Maura Sirianni - NASHVILLE, Tenn. (WKRN) - The opioid epidemic is a problem nationwide and Tennessee is no exception.
So with the recent announcement of Governor Bill Haslam's new plan of attack, News 2 sat down with an East Tennessee prosecutor who handles cases in some the state's hardest hit counties-- to talk about what needs to change.
Jamestown, Tennessee is a small town located in the heart of Fentress County--an area in which opioid abuse seems to have a death grip.
"In my office alone last year, each assistant D.A. averaged handling more than 1,800 cases," said District Attorney General Jared Effler.
Effler represents Tennessee's eighth judicial district. He prosecutes a lot of drug cases and says Governor Haslam's $30-million dollar plan to combat the state's opioid epidemic is a good place to start.
"This will not be an easy fight or one that will be won overnight, but it is one that we must attack head on," said Governor Haslam.
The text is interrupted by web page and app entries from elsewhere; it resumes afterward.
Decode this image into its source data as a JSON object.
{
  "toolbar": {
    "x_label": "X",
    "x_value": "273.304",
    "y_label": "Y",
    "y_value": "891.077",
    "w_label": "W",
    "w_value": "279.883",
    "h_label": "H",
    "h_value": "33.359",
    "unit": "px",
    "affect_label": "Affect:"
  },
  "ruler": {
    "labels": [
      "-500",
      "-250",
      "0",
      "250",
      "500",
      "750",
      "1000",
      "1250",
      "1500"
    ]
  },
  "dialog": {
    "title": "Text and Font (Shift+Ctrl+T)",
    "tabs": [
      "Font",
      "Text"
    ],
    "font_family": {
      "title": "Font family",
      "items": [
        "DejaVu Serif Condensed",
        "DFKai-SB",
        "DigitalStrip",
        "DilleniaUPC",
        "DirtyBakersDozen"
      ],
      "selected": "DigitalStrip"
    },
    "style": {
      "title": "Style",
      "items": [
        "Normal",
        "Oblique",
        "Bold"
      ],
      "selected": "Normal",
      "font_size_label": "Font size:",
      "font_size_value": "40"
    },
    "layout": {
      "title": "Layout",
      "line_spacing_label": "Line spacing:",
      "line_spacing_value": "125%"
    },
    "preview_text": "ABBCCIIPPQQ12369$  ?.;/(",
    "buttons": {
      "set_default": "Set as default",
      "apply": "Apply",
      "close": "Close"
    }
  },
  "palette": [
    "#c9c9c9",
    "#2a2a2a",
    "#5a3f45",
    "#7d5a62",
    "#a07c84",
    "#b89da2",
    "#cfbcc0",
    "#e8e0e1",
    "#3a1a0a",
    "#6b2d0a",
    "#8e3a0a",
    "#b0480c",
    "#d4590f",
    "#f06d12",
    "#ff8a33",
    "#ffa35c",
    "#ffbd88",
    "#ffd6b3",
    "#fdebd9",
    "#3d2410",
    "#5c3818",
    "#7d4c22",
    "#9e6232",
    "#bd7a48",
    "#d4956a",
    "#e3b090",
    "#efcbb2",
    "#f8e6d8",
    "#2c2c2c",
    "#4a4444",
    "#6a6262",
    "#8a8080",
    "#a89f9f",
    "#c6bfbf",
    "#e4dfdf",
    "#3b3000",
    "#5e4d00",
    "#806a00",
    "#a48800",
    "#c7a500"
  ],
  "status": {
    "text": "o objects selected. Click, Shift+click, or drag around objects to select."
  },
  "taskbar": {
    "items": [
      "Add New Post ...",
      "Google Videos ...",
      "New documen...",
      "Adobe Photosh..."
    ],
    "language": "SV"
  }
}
The plan focuses on prevention, treatment and law enforcement. But Effler says there's one major flaw in the proposal.
"Without strong prosecutions, prevention and education is not going to be effective. There has to be accountability in our system. To see that no additional prosecutorial resources were provided in this plan was somewhat disappointing," said Effler
Effler says Tennessee needs to start giving opioid-related cases the attention they deserve.
"We simply do not have the resources to adequately deal with the problem. Our prisons are overcrowded, we're lacking in rehabilitation services for offenders who need rehab. And we need more prosecutors to efficiently evaluate these cases."
Prosecutors say conservatively 85 to 90 percent of all criminal offenses are somehow connected to opioids, mainly powerful painkillers.
"We've seen families torn apart, we've seen parents anguish over having to put their child in jail because they believe that is the safest place for them to literally save their lives," added Effler
Effler hopes Governor Haslam will work with the legislature to make these changes before a final plan is rolled out.Click here to read more about Tennessee's Opioid Crisis.